Nose bleeds (or epistaxis) can be a common occurrence in horses of all breeds and ages. Some can last from a couple of minutes, and others up to an hour. Although even the slightest bleed can appear very dramatic, common nose bleeds can occur spontaneously, and usually resolve (or clot) by themselves within 15 min.

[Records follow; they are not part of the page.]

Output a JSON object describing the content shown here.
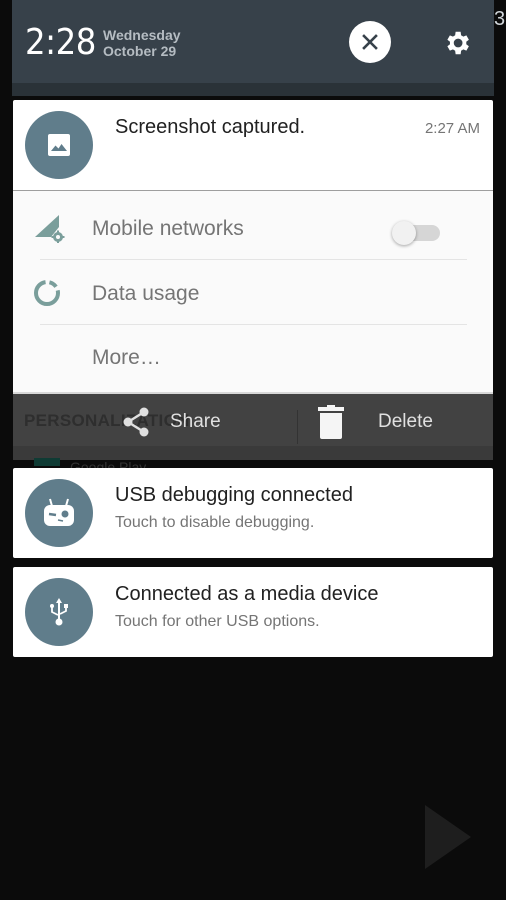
{
  "header": {
    "time": "2:28",
    "day": "Wednesday",
    "date": "October 29",
    "clear_icon": "close-icon",
    "settings_icon": "gear-icon"
  },
  "notifications": [
    {
      "icon": "image-icon",
      "title": "Screenshot captured.",
      "time": "2:27 AM",
      "actions": [
        {
          "label": "Share",
          "icon": "share-icon"
        },
        {
          "label": "Delete",
          "icon": "trash-icon"
        }
      ]
    },
    {
      "icon": "cyanogenmod-bugdroid-icon",
      "title": "USB debugging connected",
      "text": "Touch to disable debugging."
    },
    {
      "icon": "usb-icon",
      "title": "Connected as a media device",
      "text": "Touch for other USB options."
    }
  ],
  "background_settings": {
    "items": [
      {
        "label": "Mobile networks",
        "icon": "signal-settings-icon",
        "toggle": false
      },
      {
        "label": "Data usage",
        "icon": "data-usage-icon"
      },
      {
        "label": "More…"
      }
    ],
    "section_header": "PERSONALIZATION",
    "partial_item": "Google Play"
  },
  "colors": {
    "header_bg": "#37414a",
    "avatar_bg": "#607d8b",
    "settings_icon": "#7a9e9b",
    "action_bar_bg": "#424242"
  }
}
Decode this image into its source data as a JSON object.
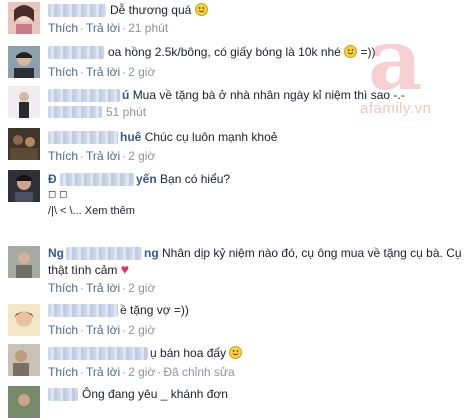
{
  "watermark": {
    "text": "afamily.vn"
  },
  "actions": {
    "like": "Thích",
    "reply": "Trả lời",
    "separator": "·",
    "edit": "Đã chỉnh sửa"
  },
  "comments": [
    {
      "name_visible": "",
      "text": "Dễ thương quá",
      "emoji": true,
      "time": "21 phút",
      "avatar_color": "#d9a9a4"
    },
    {
      "name_visible": "",
      "text": "oa hồng 2.5k/bông, có giấy bóng là 10k nhé",
      "emoji": true,
      "text_suffix": " =))",
      "time": "2 giờ",
      "avatar_color": "#5f6a72"
    },
    {
      "name_visible": "ú",
      "text": "Mua về tặng bà ở nhà nhân ngày kỉ niệm thì sao -.-",
      "time": "51 phút",
      "avatar_color": "#e6e3e6"
    },
    {
      "name_visible": "huê",
      "text": "Chúc cụ luôn mạnh khoẻ",
      "time": "2 giờ",
      "avatar_color": "#4e4438"
    },
    {
      "name_prefix": "Đ",
      "name_visible": "yến",
      "text": "Bạn có hiểu?",
      "line2": "◻ ◻",
      "line3": "/|\\ <  \\... Xem thêm",
      "time": "",
      "avatar_color": "#3c3c44"
    },
    {
      "name_prefix": "Ng",
      "name_visible": "ng",
      "text": "Nhân dịp kỷ niệm nào đó, cụ ông mua về tặng cụ bà. Cụ",
      "line2": "thật tình cảm",
      "heart": "♥",
      "time": "2 giờ",
      "avatar_color": "#8b8f84"
    },
    {
      "name_visible": "",
      "text": "ề tặng vợ =))",
      "time": "2 giờ",
      "avatar_color": "#e8d6a4"
    },
    {
      "name_visible": "",
      "text": "bán hoa đấy",
      "text_prefix": "ụ",
      "emoji": true,
      "time": "2 giờ",
      "edited": true,
      "avatar_color": "#7a7368"
    },
    {
      "name_visible": "",
      "text": "Ông đang yêu _ khánh đơn",
      "time": "",
      "avatar_color": "#6e7f62"
    }
  ]
}
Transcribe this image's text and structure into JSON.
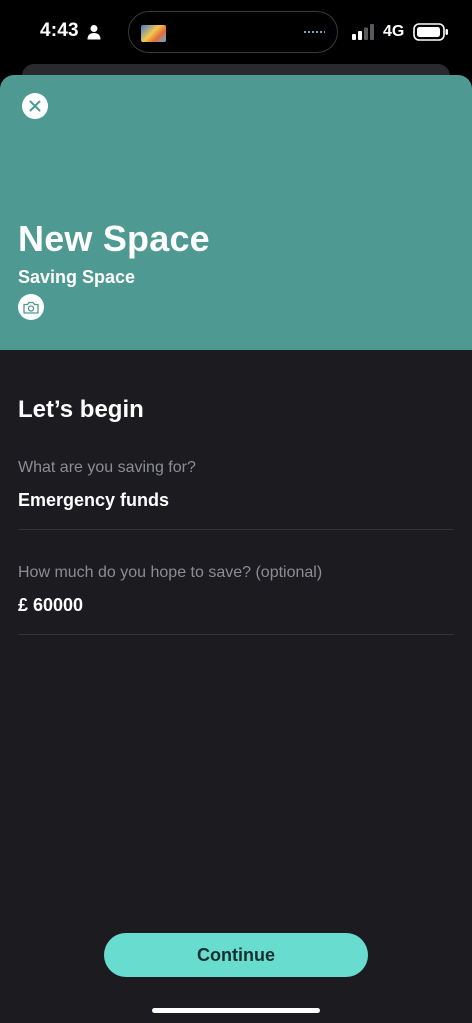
{
  "status_bar": {
    "time": "4:43",
    "network": "4G"
  },
  "header": {
    "title": "New Space",
    "subtitle": "Saving Space",
    "background_color": "#4e9a92"
  },
  "form": {
    "title": "Let’s begin",
    "goal": {
      "label": "What are you saving for?",
      "value": "Emergency funds"
    },
    "amount": {
      "label": "How much do you hope to save? (optional)",
      "value": "£ 60000"
    }
  },
  "actions": {
    "continue_label": "Continue",
    "accent_color": "#69dcd0"
  },
  "icons": {
    "close": "close-icon",
    "camera": "camera-icon",
    "person": "person-icon",
    "signal": "signal-icon",
    "battery": "battery-icon"
  }
}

A few things to determine the significance of a nose bleed can decide whether or not to call the vet out. - Whether the bleed is coming from one or both nostrils. This can help determine if the cause is within the head, or lower down the airways. - Presence of nasal purulent discharge, as well as blood. This could indicate some level of infection. - The amount of blood loss. A 500kg horse can lose up to 5 litres of blood without causing any problem, therefore there is no need to panic at the first sight of blood. -Rate of blood loss. Is it a couple drops, a trickle, or a steady flow? - Previous occurrence, or a one-off. It is definitely worth investigating further if your horse has had repeated nose bleeds. -Recent trauma. If you were able to visualise your horse hitting its head or catching a nostril on something sharp, the nose bleed could be evident. Another common cause of nose bleeds is through passage of a stomach tube by a veterinarian. The lining of the nostril is very sensitive and thin, therefore even the slightest irritation can cause it to bleed. -Recent exercise. If your horse has just been through strenuous exercise or fast-pace work, and you’ve noticed a nose bleed after, it could indicate exercise-induced pulmonary haemorrhage. This condition is usually seen in Thoroughbreds, Standardbreds or eventers, where the blood originates in the lungs.
Other causes of repeated nose bleeds should require veterinary intervention. Even a small foreign body can cause the lining of the nostrils to be damaged and bleed. Inflammation of the sinuses, or occasionally tumours within the head of the horse can also be the origin. Small polyps can also form within the sinuses, named ethmoid haematomas, which can cause recurrent bleeding. Finally, guttural pouch mycosis, a fungal infection within blind sacs of the horse’s head, can also be found. The key in visualising and diagnosing such conditions requires endoscopic examination performed by a veterinarian.
Treatment relates directly to the factors listed above. This can range from no treatment if the bleed resolves itself, or as far as surgery to remove certain conditions from within the nasal cavities, sinuses, or guttural pouches. In any case, the horse should be kept calm and still, until veterinary advice is sought.